I remember when you were trying to figure out a way to get to that conference. I was so happy you got to go!

Who is your favorite author?
Toni Morrison. She can get away with anything. I need to stop reading her books though, because the last thing I need is encouragement to break rules.

Confession time: I've heard of Toni Morrison, but I have no idea what she's written. Also, I'm still learning what the rules are. Getting away with breaking them is a LONG way down the road.

 Favorite book?
The Phantom of the Opera. It’s a million times better than the movie.

So I've heard.

Favorite genre to read?
Historical fiction, literary fiction, and the classics.

I think it's safe to say the chances of us ever running into each other at a book group or writing conference are slim to none. I make it a point to read classic literature (at least a couple of books each year), but the vast majority of my reading material falls into the science fiction and fantasy categories.

 Favorite genre to write?
Historical fiction.

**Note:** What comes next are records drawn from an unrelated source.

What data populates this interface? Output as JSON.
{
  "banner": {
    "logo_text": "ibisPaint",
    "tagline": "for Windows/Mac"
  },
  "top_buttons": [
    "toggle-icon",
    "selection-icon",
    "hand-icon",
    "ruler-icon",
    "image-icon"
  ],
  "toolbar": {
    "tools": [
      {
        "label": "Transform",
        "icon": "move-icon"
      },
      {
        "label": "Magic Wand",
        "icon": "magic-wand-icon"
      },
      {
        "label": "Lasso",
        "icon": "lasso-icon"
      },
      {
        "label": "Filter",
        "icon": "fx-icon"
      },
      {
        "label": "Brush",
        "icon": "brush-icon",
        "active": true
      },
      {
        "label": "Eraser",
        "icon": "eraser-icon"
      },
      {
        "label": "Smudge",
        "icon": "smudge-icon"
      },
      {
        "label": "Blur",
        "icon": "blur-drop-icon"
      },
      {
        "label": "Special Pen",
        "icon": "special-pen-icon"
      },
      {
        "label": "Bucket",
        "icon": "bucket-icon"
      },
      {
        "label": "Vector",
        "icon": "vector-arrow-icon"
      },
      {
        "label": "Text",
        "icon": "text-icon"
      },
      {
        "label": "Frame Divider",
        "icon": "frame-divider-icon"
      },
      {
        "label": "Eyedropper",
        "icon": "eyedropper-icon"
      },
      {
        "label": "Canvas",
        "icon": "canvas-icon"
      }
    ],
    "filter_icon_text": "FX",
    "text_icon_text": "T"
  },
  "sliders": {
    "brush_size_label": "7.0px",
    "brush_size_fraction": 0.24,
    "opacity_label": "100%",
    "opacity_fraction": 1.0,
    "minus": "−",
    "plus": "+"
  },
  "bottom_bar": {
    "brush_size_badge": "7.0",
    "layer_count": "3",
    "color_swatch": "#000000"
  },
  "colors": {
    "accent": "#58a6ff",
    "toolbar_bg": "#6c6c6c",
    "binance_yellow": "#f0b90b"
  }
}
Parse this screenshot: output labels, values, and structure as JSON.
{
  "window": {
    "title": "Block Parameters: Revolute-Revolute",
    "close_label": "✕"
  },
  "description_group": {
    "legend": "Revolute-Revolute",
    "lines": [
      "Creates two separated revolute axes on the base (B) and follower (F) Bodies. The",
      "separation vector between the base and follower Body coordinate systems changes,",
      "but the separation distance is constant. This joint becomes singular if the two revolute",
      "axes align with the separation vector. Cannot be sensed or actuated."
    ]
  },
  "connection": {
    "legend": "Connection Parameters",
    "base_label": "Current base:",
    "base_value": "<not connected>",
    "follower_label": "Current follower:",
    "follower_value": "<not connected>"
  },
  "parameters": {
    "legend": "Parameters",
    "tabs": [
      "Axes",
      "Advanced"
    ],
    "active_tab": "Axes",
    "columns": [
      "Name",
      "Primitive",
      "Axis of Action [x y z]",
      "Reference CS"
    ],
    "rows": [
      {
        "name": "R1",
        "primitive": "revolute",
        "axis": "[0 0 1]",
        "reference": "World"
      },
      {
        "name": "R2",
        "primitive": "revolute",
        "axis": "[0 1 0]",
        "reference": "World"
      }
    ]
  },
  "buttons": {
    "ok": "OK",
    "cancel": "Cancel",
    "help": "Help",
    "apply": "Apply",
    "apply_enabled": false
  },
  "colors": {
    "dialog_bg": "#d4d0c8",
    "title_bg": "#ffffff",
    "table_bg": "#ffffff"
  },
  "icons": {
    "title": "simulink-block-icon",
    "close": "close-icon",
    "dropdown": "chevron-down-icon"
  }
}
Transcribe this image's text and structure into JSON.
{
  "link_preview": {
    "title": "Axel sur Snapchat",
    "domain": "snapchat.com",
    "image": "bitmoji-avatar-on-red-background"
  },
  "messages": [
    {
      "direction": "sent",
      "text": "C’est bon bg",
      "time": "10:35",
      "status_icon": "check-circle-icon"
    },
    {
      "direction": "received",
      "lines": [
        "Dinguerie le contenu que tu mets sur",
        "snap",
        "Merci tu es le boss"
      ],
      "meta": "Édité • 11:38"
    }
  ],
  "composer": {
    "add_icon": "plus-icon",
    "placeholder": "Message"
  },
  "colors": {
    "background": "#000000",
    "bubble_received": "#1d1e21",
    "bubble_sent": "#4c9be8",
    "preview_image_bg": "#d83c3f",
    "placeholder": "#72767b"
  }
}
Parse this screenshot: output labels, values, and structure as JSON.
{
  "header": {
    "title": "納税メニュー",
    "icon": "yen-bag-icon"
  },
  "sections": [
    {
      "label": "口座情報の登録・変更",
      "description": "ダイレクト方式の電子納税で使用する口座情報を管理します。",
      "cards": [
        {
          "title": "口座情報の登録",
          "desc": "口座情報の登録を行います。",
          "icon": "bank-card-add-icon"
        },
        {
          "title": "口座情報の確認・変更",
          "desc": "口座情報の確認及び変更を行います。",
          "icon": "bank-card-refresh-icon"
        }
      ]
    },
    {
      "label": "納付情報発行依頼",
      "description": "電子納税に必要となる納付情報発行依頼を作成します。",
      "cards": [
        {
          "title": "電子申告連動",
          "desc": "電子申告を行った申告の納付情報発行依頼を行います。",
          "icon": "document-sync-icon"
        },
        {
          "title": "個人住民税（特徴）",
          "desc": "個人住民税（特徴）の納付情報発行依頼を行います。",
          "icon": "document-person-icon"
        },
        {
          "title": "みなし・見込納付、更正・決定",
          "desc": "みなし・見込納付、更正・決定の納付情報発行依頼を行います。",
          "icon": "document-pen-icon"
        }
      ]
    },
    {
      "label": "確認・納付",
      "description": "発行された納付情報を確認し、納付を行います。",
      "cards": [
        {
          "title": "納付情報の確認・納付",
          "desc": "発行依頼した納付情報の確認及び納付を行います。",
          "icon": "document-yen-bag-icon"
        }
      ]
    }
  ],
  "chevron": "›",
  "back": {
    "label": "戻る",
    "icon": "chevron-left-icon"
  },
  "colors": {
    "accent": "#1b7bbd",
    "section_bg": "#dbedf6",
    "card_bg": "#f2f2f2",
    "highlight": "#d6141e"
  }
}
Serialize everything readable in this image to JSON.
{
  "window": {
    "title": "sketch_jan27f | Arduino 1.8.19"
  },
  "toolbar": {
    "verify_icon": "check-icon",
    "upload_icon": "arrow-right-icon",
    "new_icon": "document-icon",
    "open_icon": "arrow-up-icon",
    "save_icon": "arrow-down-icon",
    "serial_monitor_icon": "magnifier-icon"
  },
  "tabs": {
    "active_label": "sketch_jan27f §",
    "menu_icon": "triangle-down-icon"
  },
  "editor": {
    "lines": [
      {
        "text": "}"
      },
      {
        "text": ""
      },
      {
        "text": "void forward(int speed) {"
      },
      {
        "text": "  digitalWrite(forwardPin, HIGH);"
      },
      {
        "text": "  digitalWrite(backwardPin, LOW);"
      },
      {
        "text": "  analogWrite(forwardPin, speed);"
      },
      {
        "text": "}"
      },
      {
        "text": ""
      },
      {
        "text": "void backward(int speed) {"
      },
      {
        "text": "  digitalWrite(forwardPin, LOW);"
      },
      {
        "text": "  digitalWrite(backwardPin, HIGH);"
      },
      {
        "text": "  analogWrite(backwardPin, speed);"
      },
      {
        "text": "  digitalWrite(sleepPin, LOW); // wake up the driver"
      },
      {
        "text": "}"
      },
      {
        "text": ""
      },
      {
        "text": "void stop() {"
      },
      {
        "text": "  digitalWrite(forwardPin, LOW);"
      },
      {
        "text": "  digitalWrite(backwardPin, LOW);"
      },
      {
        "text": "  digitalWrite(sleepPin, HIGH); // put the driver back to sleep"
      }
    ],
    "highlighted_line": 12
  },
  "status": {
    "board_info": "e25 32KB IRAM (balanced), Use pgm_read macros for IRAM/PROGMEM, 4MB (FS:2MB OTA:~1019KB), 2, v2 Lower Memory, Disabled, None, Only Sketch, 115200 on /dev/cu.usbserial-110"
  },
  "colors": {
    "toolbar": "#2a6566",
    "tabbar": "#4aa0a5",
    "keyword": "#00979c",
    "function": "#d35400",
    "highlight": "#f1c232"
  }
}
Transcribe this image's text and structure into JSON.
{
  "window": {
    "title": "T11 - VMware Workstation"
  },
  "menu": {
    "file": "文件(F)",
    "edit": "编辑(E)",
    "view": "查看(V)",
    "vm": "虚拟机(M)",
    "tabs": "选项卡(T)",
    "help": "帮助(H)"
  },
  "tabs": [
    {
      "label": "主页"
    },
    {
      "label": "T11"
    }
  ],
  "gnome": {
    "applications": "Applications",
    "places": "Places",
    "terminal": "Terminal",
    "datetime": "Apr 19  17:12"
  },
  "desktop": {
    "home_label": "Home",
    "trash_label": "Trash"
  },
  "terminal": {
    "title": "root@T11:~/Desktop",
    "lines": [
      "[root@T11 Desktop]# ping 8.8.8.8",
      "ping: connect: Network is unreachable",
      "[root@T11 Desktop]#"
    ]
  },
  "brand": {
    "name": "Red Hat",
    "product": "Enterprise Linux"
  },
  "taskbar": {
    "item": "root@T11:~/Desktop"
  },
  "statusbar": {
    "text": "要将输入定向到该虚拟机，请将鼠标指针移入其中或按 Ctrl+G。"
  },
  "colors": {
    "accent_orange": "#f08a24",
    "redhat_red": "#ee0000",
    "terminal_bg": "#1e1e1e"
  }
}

'Nough said.

 When you’re not writing, what do you do in your spare time?
I’m on a roller derby team where I am known as Cleofracture. I own a blog which I adore and spent way too much time on: (see the link above). Besides that, I spend most of my time with my husband.

Roller derby? Like for real? That's so cool! You're the only person I know who's even been to a roller derby, much less participated. 

So, since you write historical fiction, I have a new question for you: how do you do your research?
When I wrote my first book, I made one big document where I kept all my research. Whenever I found a fact, quote, or a paragraph of information, I pasted it in the document along with the source (web page, book title, whatever). Then I made a table of contents so everything would be easy to find. I regret this more than I regret any other mistake I made with that book.
Now I save every web page in its entirety, print it out, highlight it, and organize it into a notebook. I also have to own all my books. This might seem tedious, but if you’re going to spend years on this project, you’ll want to have the complete info readily available.

Not going to lie, I'm imagining what you're home library must look like, and I am MAJORLY jealous!

A big thank-you to Teralyn for being my guest today! I hope you all enjoyed getting to know her as much as I did. I'm still waiting to get Dan Well's responses back, but you'll know when I do. Seriously, expect multiple elated posts on the subject ;)


  1. I love Teralyn! And I love her point about using "triggers" to paint a scene and let the reader fill in the blanks. Thanks for hosting, Reece.

  2. Such a wonderful interview. I adore the book idea in school. Such a wonderful way to learn through action and not just memorizing things.

  3. Great interview! :)

    I've tried outlining while writing; I agree, there is something natural about it.

  4. You're quickly becoming a master at this, Reece. You're finding people I've yet to see their blogs yet. Well. I'm going to have to fix that right now.

    Thanks for hosting Teralyn (awesome name)! :)

  5. Thanks guys, and thanks for interviewing me, Reece! This was my first interview, and it was exciting!

  6. Congrats Teralyn. This is quite a feather in your cap. It's great to be in on the beginning of your career.